(Records drawn from a dataset)
⁂

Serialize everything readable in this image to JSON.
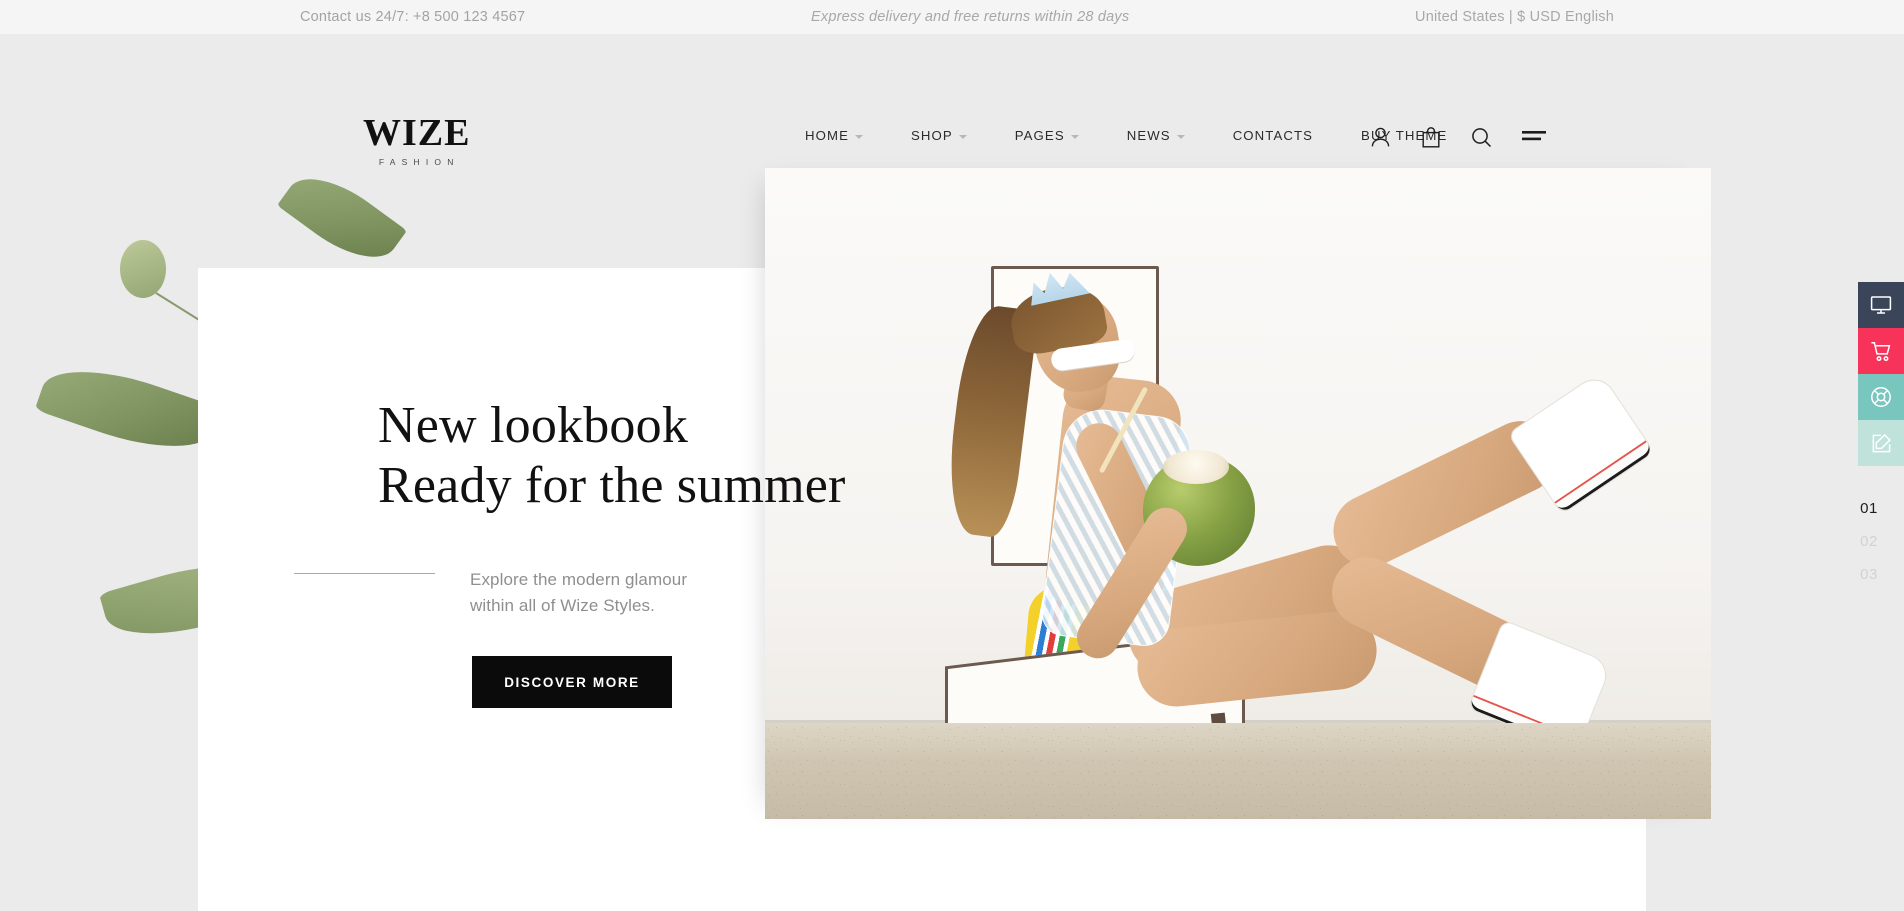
{
  "topbar": {
    "contact": "Contact us 24/7: +8 500 123 4567",
    "promo": "Express delivery and free returns within 28 days",
    "locale": "United States | $ USD English"
  },
  "header": {
    "logo_word": "WIZE",
    "logo_sub": "FASHION",
    "nav": [
      {
        "label": "HOME",
        "has_dropdown": true
      },
      {
        "label": "SHOP",
        "has_dropdown": true
      },
      {
        "label": "PAGES",
        "has_dropdown": true
      },
      {
        "label": "NEWS",
        "has_dropdown": true
      },
      {
        "label": "CONTACTS",
        "has_dropdown": false
      },
      {
        "label": "BUY THEME",
        "has_dropdown": false
      }
    ],
    "icons": [
      {
        "name": "account-icon"
      },
      {
        "name": "shopping-bag-icon"
      },
      {
        "name": "search-icon"
      },
      {
        "name": "hamburger-menu-icon"
      }
    ]
  },
  "hero": {
    "headline_line1": "New lookbook",
    "headline_line2": "Ready for the summer",
    "lead_line1": "Explore the modern glamour",
    "lead_line2": "within all of Wize Styles.",
    "cta_label": "DISCOVER MORE"
  },
  "toolstrip": [
    {
      "name": "demo-monitor-button",
      "color": "#3b4559"
    },
    {
      "name": "cart-button",
      "color": "#f8335a"
    },
    {
      "name": "support-lifering-button",
      "color": "#79c6bf"
    },
    {
      "name": "customize-edit-button",
      "color": "#bfe3db"
    }
  ],
  "slides": [
    {
      "label": "01",
      "active": true
    },
    {
      "label": "02",
      "active": false
    },
    {
      "label": "03",
      "active": false
    }
  ],
  "colors": {
    "page_bg": "#ebebeb",
    "topbar_bg": "#f5f5f5",
    "panel_bg": "#ffffff",
    "accent_rule": "#b6a882",
    "cta_bg": "#0b0b0b"
  }
}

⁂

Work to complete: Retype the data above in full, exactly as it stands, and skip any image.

Answer:
Serialize everything readable in this image to JSON.
{
  "topbar": {
    "contact": "Contact us 24/7: +8 500 123 4567",
    "promo": "Express delivery and free returns within 28 days",
    "locale": "United States | $ USD English"
  },
  "header": {
    "logo_word": "WIZE",
    "logo_sub": "FASHION",
    "nav": [
      {
        "label": "HOME",
        "has_dropdown": true
      },
      {
        "label": "SHOP",
        "has_dropdown": true
      },
      {
        "label": "PAGES",
        "has_dropdown": true
      },
      {
        "label": "NEWS",
        "has_dropdown": true
      },
      {
        "label": "CONTACTS",
        "has_dropdown": false
      },
      {
        "label": "BUY THEME",
        "has_dropdown": false
      }
    ],
    "icons": [
      {
        "name": "account-icon"
      },
      {
        "name": "shopping-bag-icon"
      },
      {
        "name": "search-icon"
      },
      {
        "name": "hamburger-menu-icon"
      }
    ]
  },
  "hero": {
    "headline_line1": "New lookbook",
    "headline_line2": "Ready for the summer",
    "lead_line1": "Explore the modern glamour",
    "lead_line2": "within all of Wize Styles.",
    "cta_label": "DISCOVER MORE"
  },
  "toolstrip": [
    {
      "name": "demo-monitor-button",
      "color": "#3b4559"
    },
    {
      "name": "cart-button",
      "color": "#f8335a"
    },
    {
      "name": "support-lifering-button",
      "color": "#79c6bf"
    },
    {
      "name": "customize-edit-button",
      "color": "#bfe3db"
    }
  ],
  "slides": [
    {
      "label": "01",
      "active": true
    },
    {
      "label": "02",
      "active": false
    },
    {
      "label": "03",
      "active": false
    }
  ],
  "colors": {
    "page_bg": "#ebebeb",
    "topbar_bg": "#f5f5f5",
    "panel_bg": "#ffffff",
    "accent_rule": "#b6a882",
    "cta_bg": "#0b0b0b"
  }
}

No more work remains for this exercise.